* [The data]
+++++

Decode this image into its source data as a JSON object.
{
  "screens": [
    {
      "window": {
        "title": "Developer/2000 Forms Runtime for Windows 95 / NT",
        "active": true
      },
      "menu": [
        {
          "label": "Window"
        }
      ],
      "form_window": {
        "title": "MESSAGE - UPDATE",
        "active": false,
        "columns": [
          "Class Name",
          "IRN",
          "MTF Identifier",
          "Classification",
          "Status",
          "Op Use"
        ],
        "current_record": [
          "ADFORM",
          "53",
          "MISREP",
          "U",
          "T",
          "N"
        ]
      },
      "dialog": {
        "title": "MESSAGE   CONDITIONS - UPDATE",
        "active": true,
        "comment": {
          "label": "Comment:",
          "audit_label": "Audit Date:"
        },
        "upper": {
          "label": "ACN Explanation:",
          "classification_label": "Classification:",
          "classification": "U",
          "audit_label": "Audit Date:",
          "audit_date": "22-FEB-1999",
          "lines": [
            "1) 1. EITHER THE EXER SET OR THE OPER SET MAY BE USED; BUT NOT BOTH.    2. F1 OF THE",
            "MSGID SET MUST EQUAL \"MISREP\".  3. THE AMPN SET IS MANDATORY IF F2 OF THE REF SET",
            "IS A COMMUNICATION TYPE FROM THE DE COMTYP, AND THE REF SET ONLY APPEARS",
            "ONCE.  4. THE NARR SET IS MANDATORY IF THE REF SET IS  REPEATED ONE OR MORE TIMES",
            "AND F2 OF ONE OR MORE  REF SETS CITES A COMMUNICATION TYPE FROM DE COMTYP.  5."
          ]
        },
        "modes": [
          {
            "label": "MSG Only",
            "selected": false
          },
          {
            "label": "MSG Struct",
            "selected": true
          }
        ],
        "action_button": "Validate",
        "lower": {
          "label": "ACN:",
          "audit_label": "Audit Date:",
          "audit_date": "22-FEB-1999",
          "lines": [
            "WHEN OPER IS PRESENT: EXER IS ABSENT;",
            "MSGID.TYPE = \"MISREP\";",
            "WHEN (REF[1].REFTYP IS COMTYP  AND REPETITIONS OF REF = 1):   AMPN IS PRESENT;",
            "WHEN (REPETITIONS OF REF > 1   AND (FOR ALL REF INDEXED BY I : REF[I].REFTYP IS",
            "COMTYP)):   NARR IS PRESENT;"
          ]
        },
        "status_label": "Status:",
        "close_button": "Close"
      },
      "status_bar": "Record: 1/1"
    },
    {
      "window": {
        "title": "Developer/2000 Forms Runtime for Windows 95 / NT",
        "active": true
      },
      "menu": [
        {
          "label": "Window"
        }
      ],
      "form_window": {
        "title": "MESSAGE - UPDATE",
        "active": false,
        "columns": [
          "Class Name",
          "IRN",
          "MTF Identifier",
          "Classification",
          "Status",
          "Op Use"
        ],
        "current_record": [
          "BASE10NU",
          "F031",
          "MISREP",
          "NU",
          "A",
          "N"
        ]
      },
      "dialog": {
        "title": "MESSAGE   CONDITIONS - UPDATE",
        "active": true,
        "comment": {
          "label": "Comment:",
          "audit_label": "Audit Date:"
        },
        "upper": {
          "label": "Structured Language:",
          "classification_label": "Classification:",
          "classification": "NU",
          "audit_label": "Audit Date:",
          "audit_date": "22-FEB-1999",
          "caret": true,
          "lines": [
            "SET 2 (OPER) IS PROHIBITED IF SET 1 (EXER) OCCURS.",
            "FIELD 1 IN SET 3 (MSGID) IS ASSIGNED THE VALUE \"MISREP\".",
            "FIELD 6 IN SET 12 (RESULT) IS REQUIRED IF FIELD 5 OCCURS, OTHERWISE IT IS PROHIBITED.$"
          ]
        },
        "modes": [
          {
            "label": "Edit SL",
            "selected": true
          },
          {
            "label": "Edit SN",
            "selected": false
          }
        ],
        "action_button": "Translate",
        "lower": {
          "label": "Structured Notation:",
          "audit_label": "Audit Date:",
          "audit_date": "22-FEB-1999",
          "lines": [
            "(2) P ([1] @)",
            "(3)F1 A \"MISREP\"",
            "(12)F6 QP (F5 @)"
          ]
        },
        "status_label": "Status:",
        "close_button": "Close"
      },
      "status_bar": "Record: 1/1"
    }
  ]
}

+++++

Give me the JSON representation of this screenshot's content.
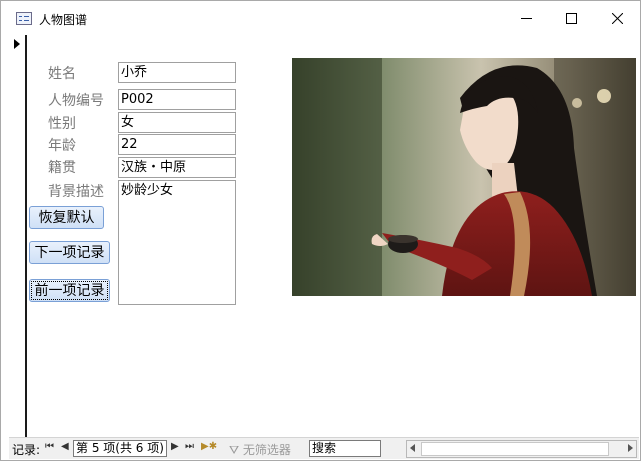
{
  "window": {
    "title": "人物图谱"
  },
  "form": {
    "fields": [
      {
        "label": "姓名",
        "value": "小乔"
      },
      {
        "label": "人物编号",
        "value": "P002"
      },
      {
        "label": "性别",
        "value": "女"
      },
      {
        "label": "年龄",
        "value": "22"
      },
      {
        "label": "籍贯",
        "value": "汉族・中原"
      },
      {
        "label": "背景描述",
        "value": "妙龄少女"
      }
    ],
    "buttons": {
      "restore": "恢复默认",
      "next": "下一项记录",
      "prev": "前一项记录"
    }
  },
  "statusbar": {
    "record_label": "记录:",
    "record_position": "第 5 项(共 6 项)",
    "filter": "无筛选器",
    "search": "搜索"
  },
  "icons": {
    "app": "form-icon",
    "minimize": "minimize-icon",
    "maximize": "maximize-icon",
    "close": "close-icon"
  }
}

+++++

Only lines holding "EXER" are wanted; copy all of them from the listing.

* [Expected output]
            "1) 1. EITHER THE EXER SET OR THE OPER SET MAY BE USED; BUT NOT BOTH.    2. F1 OF THE",
            "WHEN OPER IS PRESENT: EXER IS ABSENT;",
            "SET 2 (OPER) IS PROHIBITED IF SET 1 (EXER) OCCURS.",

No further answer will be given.